June and July are somewhat dead months for bowhunters. Other than taking a trip to California to hunt Blacktails, the options are pretty limited besides punching paper and foam in preparation for the fall season. Scouting deer is a possibility, but other than an evening spent glassing half-grown racks or running cameras, there isn’t much to do.
For some reason, I seem to forget most of this stuff each year and then I tend to get kind of crabby as June ends and July starts. It takes a few days before I figure out that my sour mood stems from feeling like I’m not doing much deer-wise, or worse, bowhunting-wise.
I was getting this way last week when a friend of mine mentioned he had never bowfished in his life. That was all it took before I was in my living room rigging up an extra bow for him and we had a day on a nearby lake planned. We met at the landing and I showed him the basics of bowfishing, which, truth be told, are pretty basic.
Since he didn’t have a preference on bow or reel choice, I set him up with a 40-pound recurve and an easy-to-use reel. After a few awkward shots at lily pads, he said he was ready to go and we started cruising the shallows looking for a carp with a death wish.

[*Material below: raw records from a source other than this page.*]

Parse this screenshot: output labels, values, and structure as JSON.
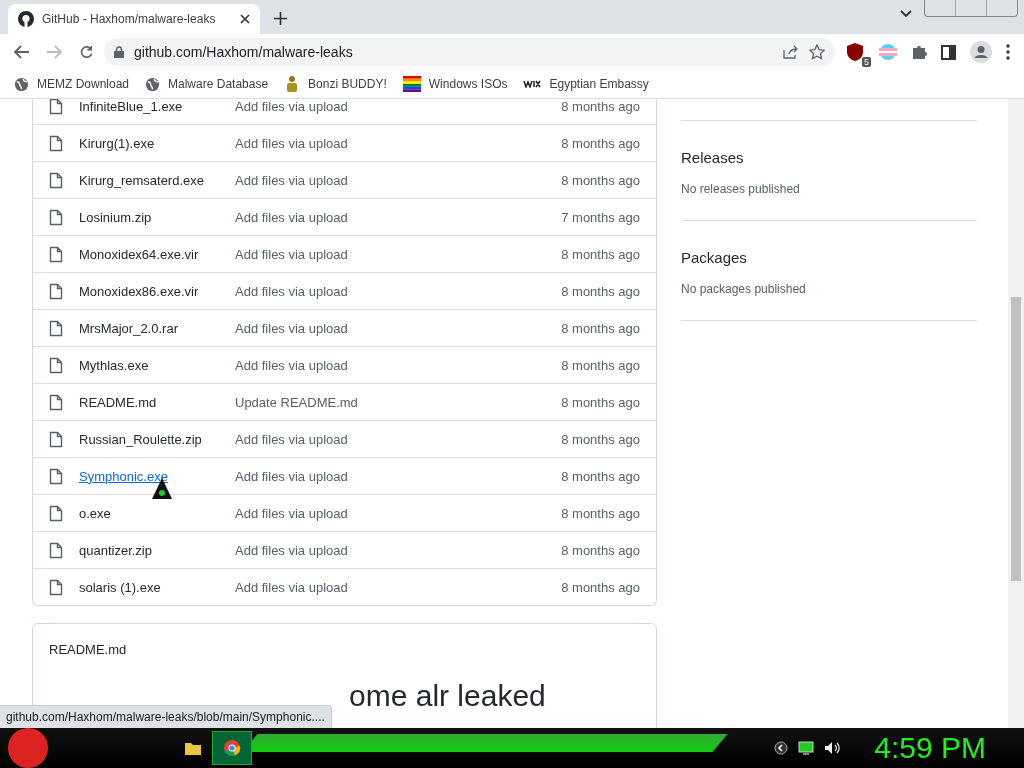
{
  "browser": {
    "tab": {
      "title": "GitHub - Haxhom/malware-leaks",
      "selected": true
    },
    "address": "github.com/Haxhom/malware-leaks",
    "extension_badge": "5",
    "bookmarks": [
      {
        "label": "MEMZ Download",
        "kind": "globe"
      },
      {
        "label": "Malware Database",
        "kind": "globe"
      },
      {
        "label": "Bonzi BUDDY!",
        "kind": "figure"
      },
      {
        "label": "Windows ISOs",
        "kind": "rainbow"
      },
      {
        "label": "Egyptian Embassy",
        "kind": "wix"
      }
    ]
  },
  "files": [
    {
      "name": "InfiniteBlue_1.exe",
      "message": "Add files via upload",
      "age": "8 months ago",
      "hovered": false
    },
    {
      "name": "Kirurg(1).exe",
      "message": "Add files via upload",
      "age": "8 months ago",
      "hovered": false
    },
    {
      "name": "Kirurg_remsaterd.exe",
      "message": "Add files via upload",
      "age": "8 months ago",
      "hovered": false
    },
    {
      "name": "Losinium.zip",
      "message": "Add files via upload",
      "age": "7 months ago",
      "hovered": false
    },
    {
      "name": "Monoxidex64.exe.vir",
      "message": "Add files via upload",
      "age": "8 months ago",
      "hovered": false
    },
    {
      "name": "Monoxidex86.exe.vir",
      "message": "Add files via upload",
      "age": "8 months ago",
      "hovered": false
    },
    {
      "name": "MrsMajor_2.0.rar",
      "message": "Add files via upload",
      "age": "8 months ago",
      "hovered": false
    },
    {
      "name": "Mythlas.exe",
      "message": "Add files via upload",
      "age": "8 months ago",
      "hovered": false
    },
    {
      "name": "README.md",
      "message": "Update README.md",
      "age": "8 months ago",
      "hovered": false
    },
    {
      "name": "Russian_Roulette.zip",
      "message": "Add files via upload",
      "age": "8 months ago",
      "hovered": false
    },
    {
      "name": "Symphonic.exe",
      "message": "Add files via upload",
      "age": "8 months ago",
      "hovered": true
    },
    {
      "name": "o.exe",
      "message": "Add files via upload",
      "age": "8 months ago",
      "hovered": false
    },
    {
      "name": "quantizer.zip",
      "message": "Add files via upload",
      "age": "8 months ago",
      "hovered": false
    },
    {
      "name": "solaris (1).exe",
      "message": "Add files via upload",
      "age": "8 months ago",
      "hovered": false
    }
  ],
  "readme": {
    "title": "README.md",
    "heading": "ome alr leaked"
  },
  "sidebar": [
    {
      "title": "Releases",
      "note": "No releases published"
    },
    {
      "title": "Packages",
      "note": "No packages published"
    }
  ],
  "status_url": "github.com/Haxhom/malware-leaks/blob/main/Symphonic....",
  "taskbar": {
    "clock": "4:59 PM"
  }
}
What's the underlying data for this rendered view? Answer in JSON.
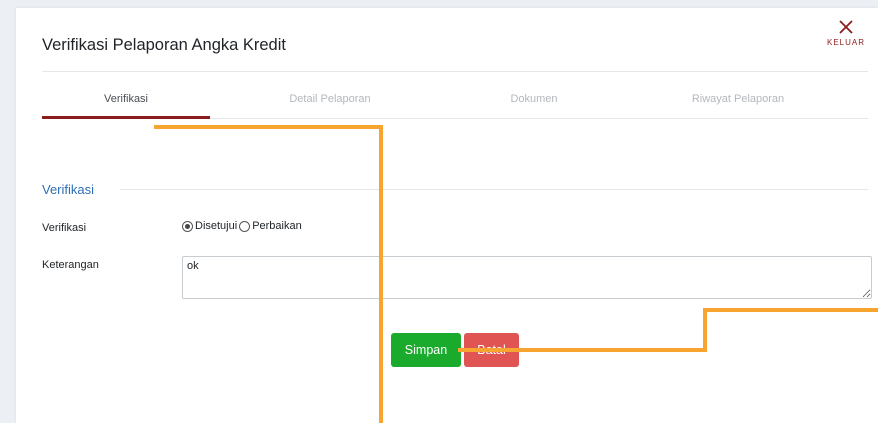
{
  "modal": {
    "title": "Verifikasi Pelaporan Angka Kredit",
    "close": {
      "label": "KELUAR",
      "icon": "close-icon"
    }
  },
  "tabs": [
    {
      "label": "Verifikasi",
      "active": true
    },
    {
      "label": "Detail Pelaporan",
      "active": false
    },
    {
      "label": "Dokumen",
      "active": false
    },
    {
      "label": "Riwayat Pelaporan",
      "active": false
    }
  ],
  "form": {
    "section_title": "Verifikasi",
    "verifikasi": {
      "label": "Verifikasi",
      "options": [
        {
          "label": "Disetujui",
          "checked": true
        },
        {
          "label": "Perbaikan",
          "checked": false
        }
      ]
    },
    "keterangan": {
      "label": "Keterangan",
      "value": "ok"
    }
  },
  "buttons": {
    "save": "Simpan",
    "cancel": "Batal"
  },
  "colors": {
    "accent": "#8b1c1c",
    "section": "#2f6fb3",
    "save": "#1aab2d",
    "cancel": "#e05454",
    "annotation": "#f7a530"
  }
}
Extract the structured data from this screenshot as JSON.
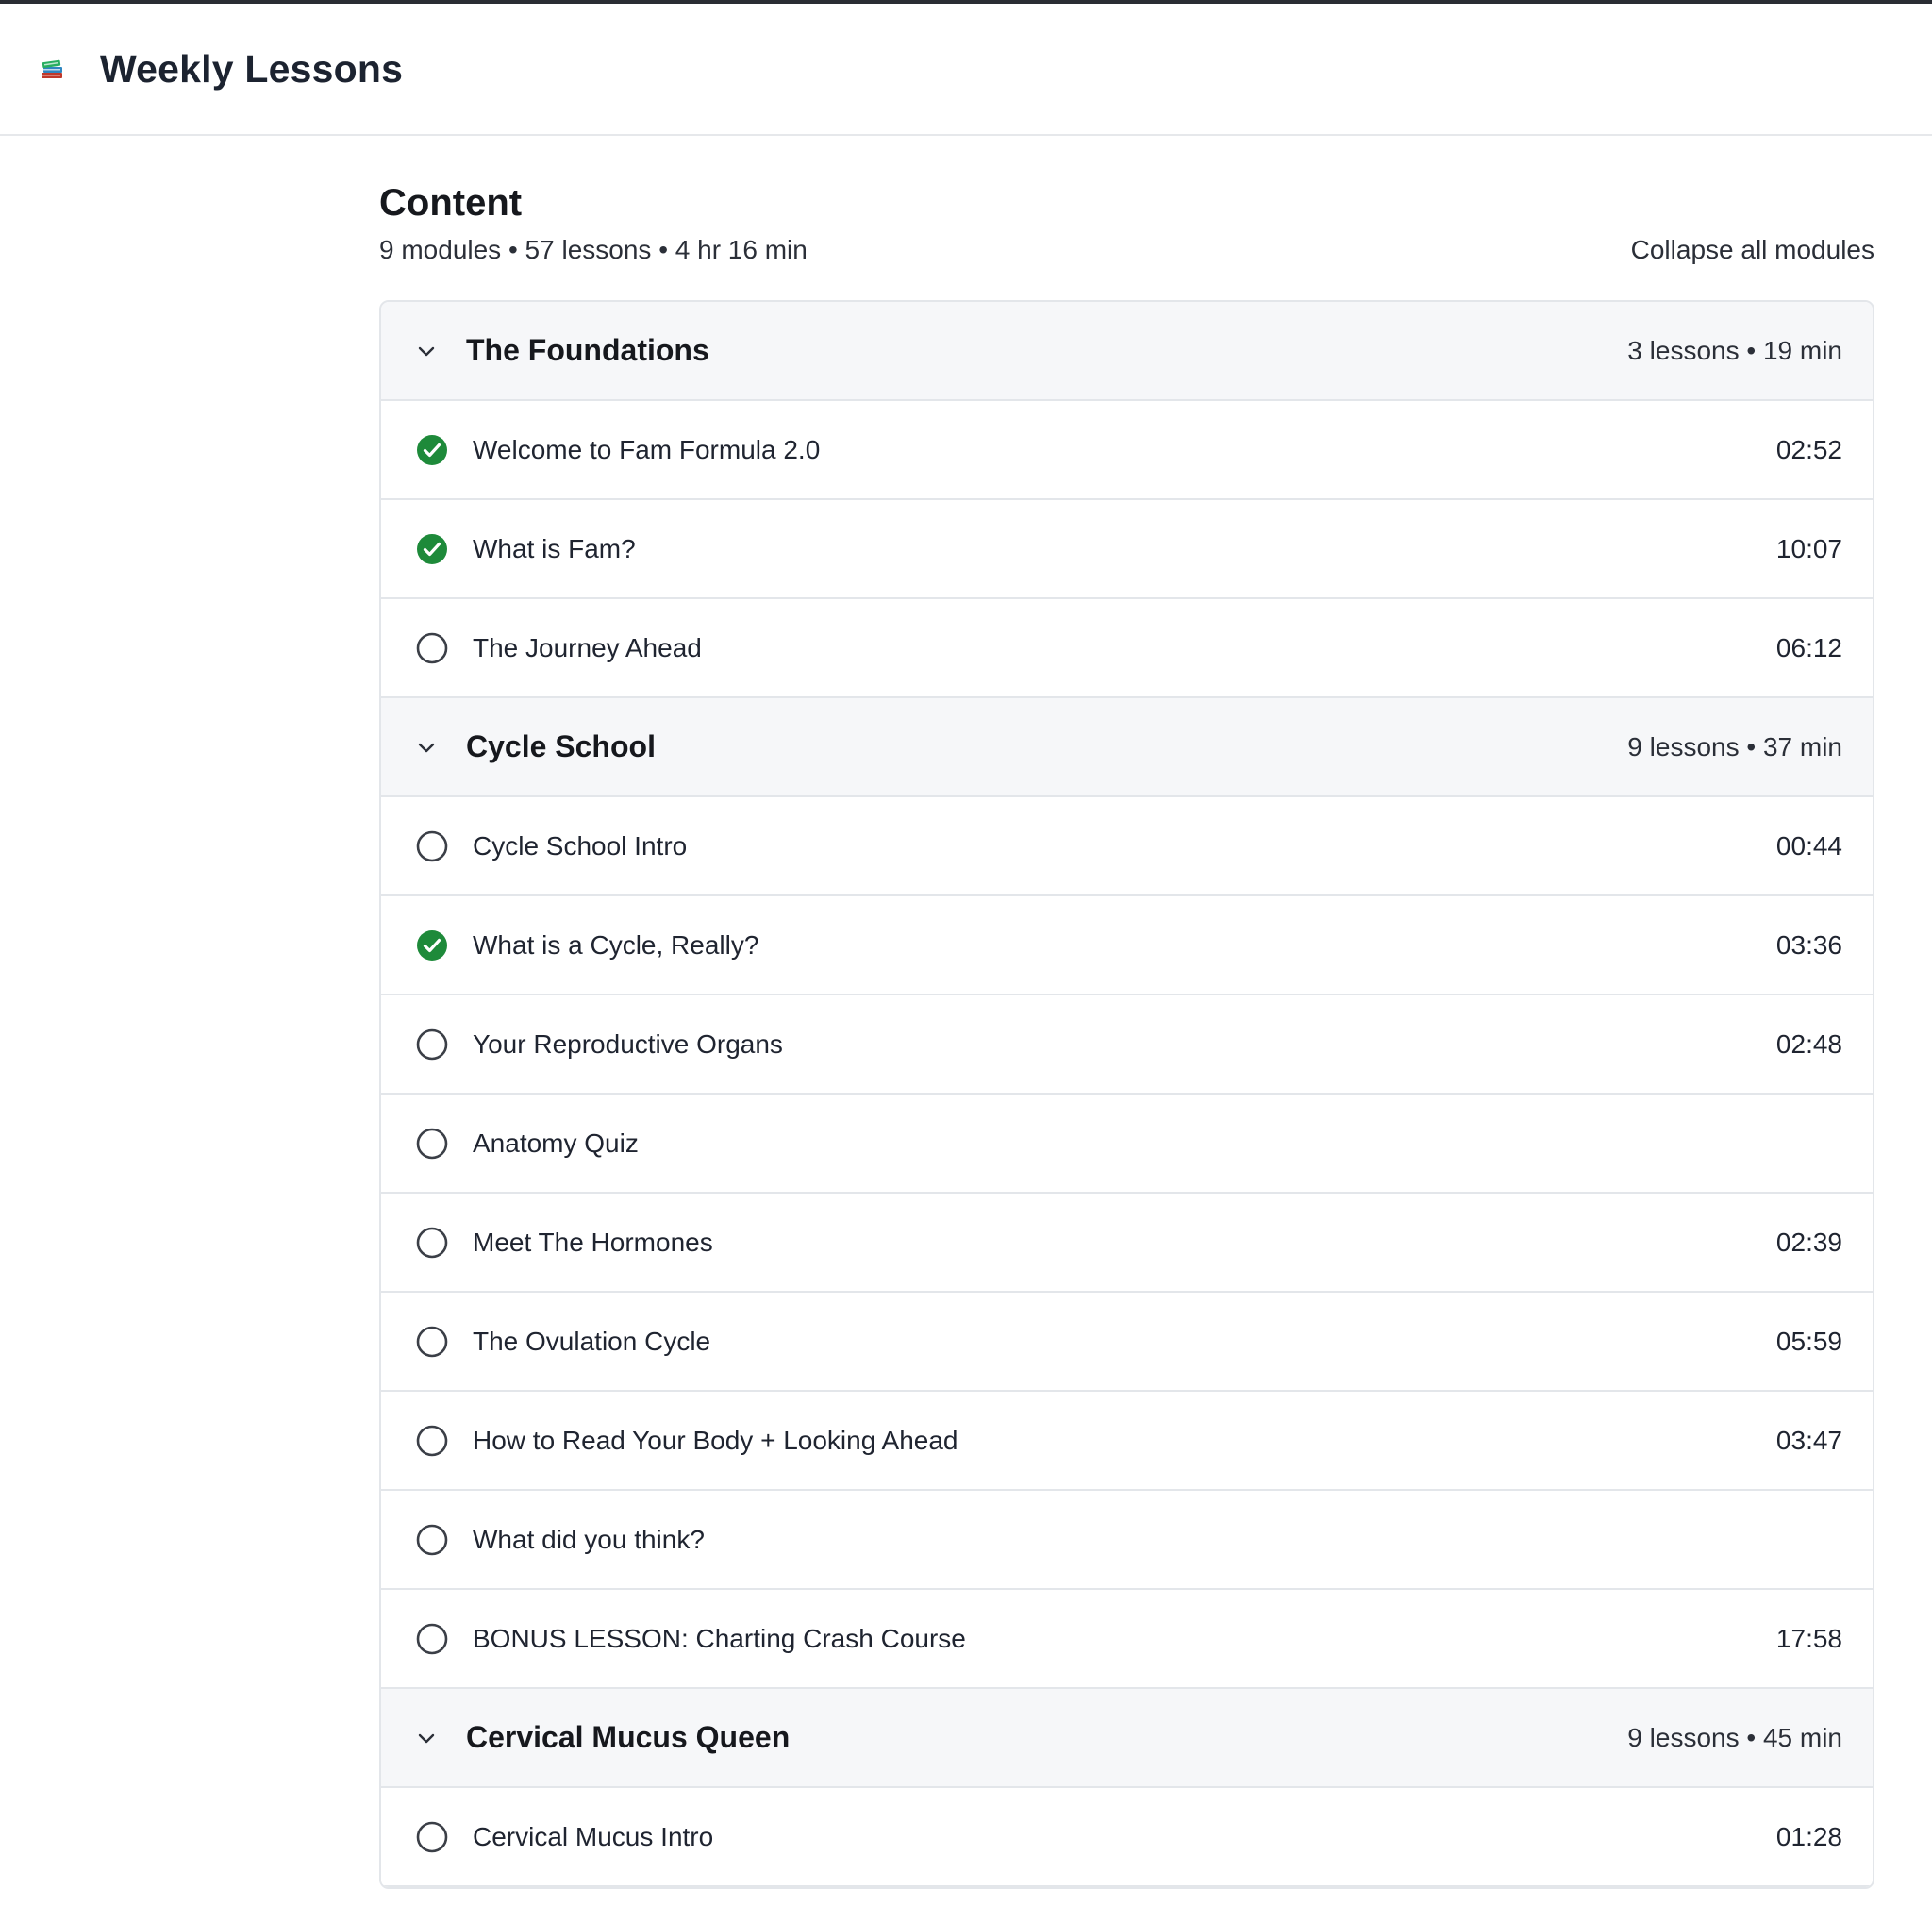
{
  "header": {
    "app_title": "Weekly Lessons",
    "icon": "books-icon"
  },
  "content": {
    "title": "Content",
    "summary": "9 modules • 57 lessons • 4 hr 16 min",
    "collapse_label": "Collapse all modules"
  },
  "colors": {
    "complete": "#1e8a3a",
    "incomplete_ring": "#3b3f47",
    "module_bg": "#f6f7f9",
    "border": "#e3e6ea"
  },
  "modules": [
    {
      "title": "The Foundations",
      "meta": "3 lessons • 19 min",
      "lessons": [
        {
          "title": "Welcome to Fam Formula 2.0",
          "duration": "02:52",
          "completed": true
        },
        {
          "title": "What is Fam?",
          "duration": "10:07",
          "completed": true
        },
        {
          "title": "The Journey Ahead",
          "duration": "06:12",
          "completed": false
        }
      ]
    },
    {
      "title": "Cycle School",
      "meta": "9 lessons • 37 min",
      "lessons": [
        {
          "title": "Cycle School Intro",
          "duration": "00:44",
          "completed": false
        },
        {
          "title": "What is a Cycle, Really?",
          "duration": "03:36",
          "completed": true
        },
        {
          "title": "Your Reproductive Organs",
          "duration": "02:48",
          "completed": false
        },
        {
          "title": "Anatomy Quiz",
          "duration": "",
          "completed": false
        },
        {
          "title": "Meet The Hormones",
          "duration": "02:39",
          "completed": false
        },
        {
          "title": "The Ovulation Cycle",
          "duration": "05:59",
          "completed": false
        },
        {
          "title": "How to Read Your Body + Looking Ahead",
          "duration": "03:47",
          "completed": false
        },
        {
          "title": "What did you think?",
          "duration": "",
          "completed": false
        },
        {
          "title": "BONUS LESSON: Charting Crash Course",
          "duration": "17:58",
          "completed": false
        }
      ]
    },
    {
      "title": "Cervical Mucus Queen",
      "meta": "9 lessons • 45 min",
      "lessons": [
        {
          "title": "Cervical Mucus Intro",
          "duration": "01:28",
          "completed": false
        }
      ]
    }
  ]
}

We saw tons of bluegills and bass, but no carp. It was frustrating but eventually a pair of squabbling mallards on a dock spooked a pair of carp in our direction. I told Josh to get ready and we waited as the scaled duo glided toward us. His shot hit the water low, which is not often the case with bowfishing newbies. My follow-up shot, as both fish took off, missed as well.
We regrouped and kept going. It took awhile before we located another carp. Josh took a shot and his arrow sliced through the water closer to the fish than his first shot, but not close enough. I sent another harmless follow-up shot into the water and the weeds. While we scanned the milfoil for cruising carp, we spotted enough bass to get us to put down our bows and pick up the fishing rods.
The bass, long done spawning, were lying shallow under any available cover waiting to snatch up passing bluegills. It was the kind of fishing that necessitated staying as far back as possible and feathering our line so that our plastics would hit the water as softly as possible with each cast. The sheer number of shallow fish created competition among the bass as long as they weren’t spooked by our approach. We hooked and landed quite a few of them.
Then, while scanning near shore for a largemouth, I spotted a carp loafing away. Josh and I scrambled to get our shooting gloves on and get our bows ready. When we did, I leaned on my foot-control pedal and maneuvered us toward shore. The carp had disappeared, but I could see a spot where continuous bubbles floated through the water column and popped on the surface.
I told Josh to concentrate on that spot. When we got close we could see the carp rooting through the mud for some kind of tasty treat. Josh waited until we were nearly on top of the carp before drawing and sending his arrow on its way. When the arrow hit, it stopped, and then started to vibrate, which is always a good sign.
He hand-lined the carp into the boat and our focus shifted from bass to bowfishing in an instant. While it wasn’t lights-out by any measure, the fact that we got to bowhunt for something for a few hours was a good way to tamp down the premature eagerness that some of us know can take a strong hold on us this time of year. I know carp aren’t deer, but they are better than nothing, and it sure feels good to sneak up on them and feel that familiar tension of the bowstring.